**Directions for this task:**
Your output should be the complete listing, word for word, with no pictures in it.

**Task material:**
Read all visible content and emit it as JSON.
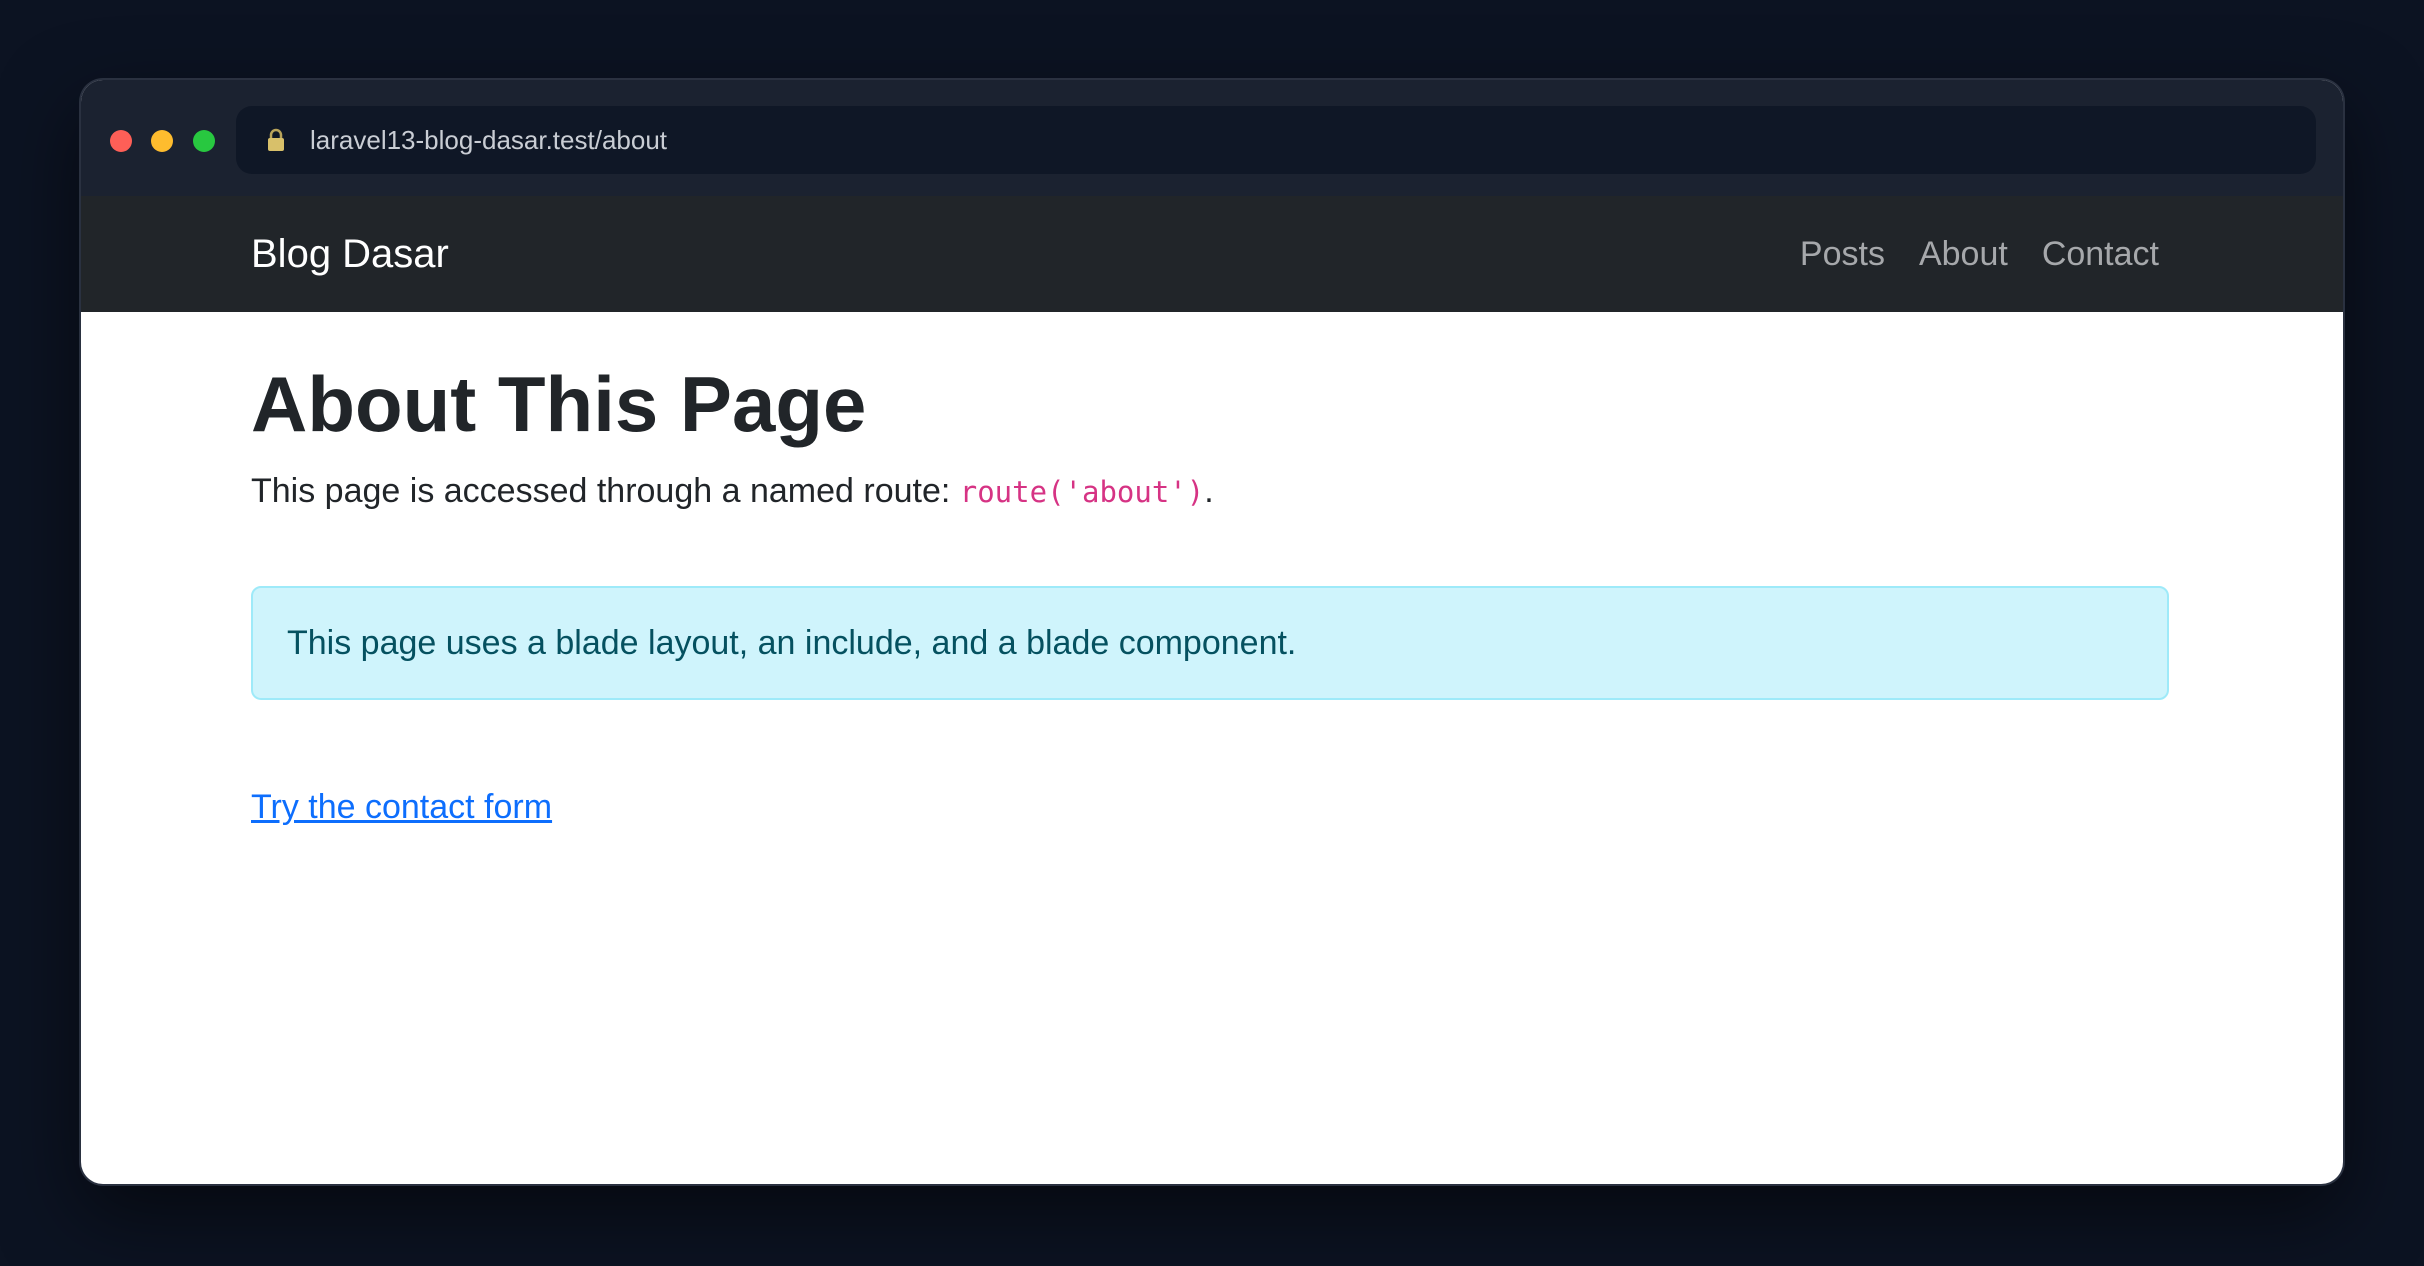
{
  "browser": {
    "url": "laravel13-blog-dasar.test/about"
  },
  "navbar": {
    "brand": "Blog Dasar",
    "links": [
      {
        "label": "Posts"
      },
      {
        "label": "About"
      },
      {
        "label": "Contact"
      }
    ]
  },
  "main": {
    "title": "About This Page",
    "lead_text": "This page is accessed through a named route: ",
    "lead_code": "route('about')",
    "lead_end": ".",
    "alert_text": "This page uses a blade layout, an include, and a blade component.",
    "link_text": "Try the contact form"
  },
  "colors": {
    "navbar_bg": "#212529",
    "alert_bg": "#cff4fc",
    "alert_text": "#055160",
    "link": "#0d6efd",
    "code": "#d63384"
  }
}
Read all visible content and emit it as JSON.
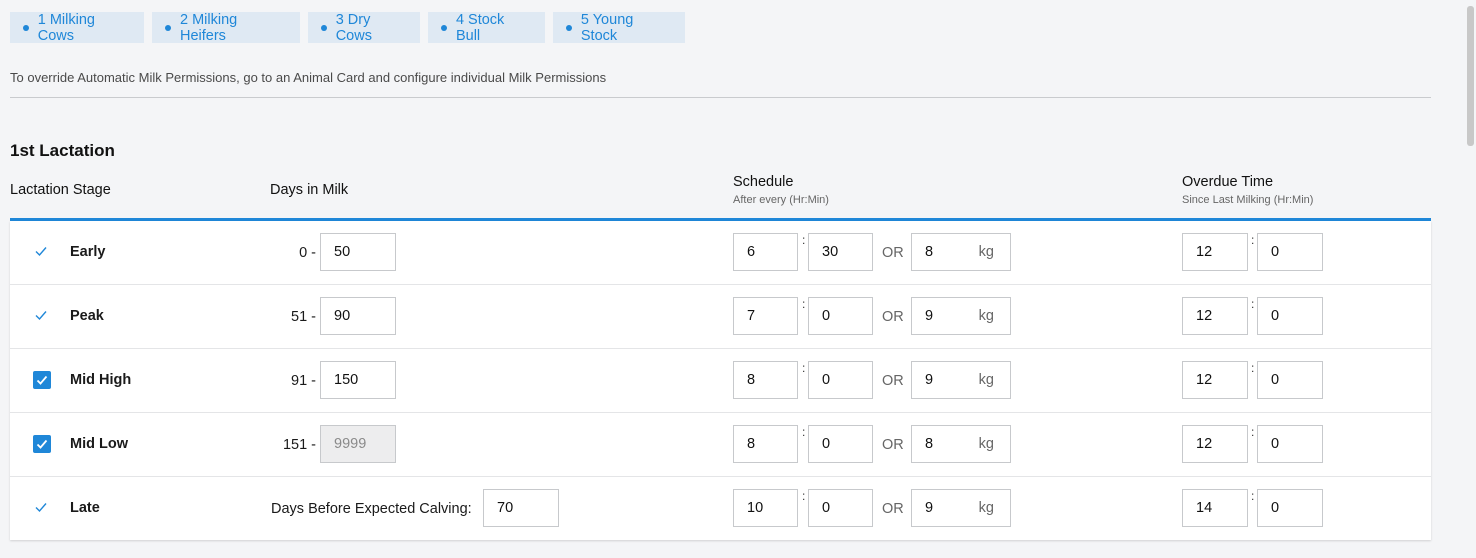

**Solution for this task:**
Read all visible content and emit it as JSON.
{
  "browser": {
    "url": "laravel13-blog-dasar.test/about"
  },
  "navbar": {
    "brand": "Blog Dasar",
    "links": [
      {
        "label": "Posts"
      },
      {
        "label": "About"
      },
      {
        "label": "Contact"
      }
    ]
  },
  "main": {
    "title": "About This Page",
    "lead_text": "This page is accessed through a named route: ",
    "lead_code": "route('about')",
    "lead_end": ".",
    "alert_text": "This page uses a blade layout, an include, and a blade component.",
    "link_text": "Try the contact form"
  },
  "colors": {
    "navbar_bg": "#212529",
    "alert_bg": "#cff4fc",
    "alert_text": "#055160",
    "link": "#0d6efd",
    "code": "#d63384"
  }
}
Read all visible content and emit it as JSON.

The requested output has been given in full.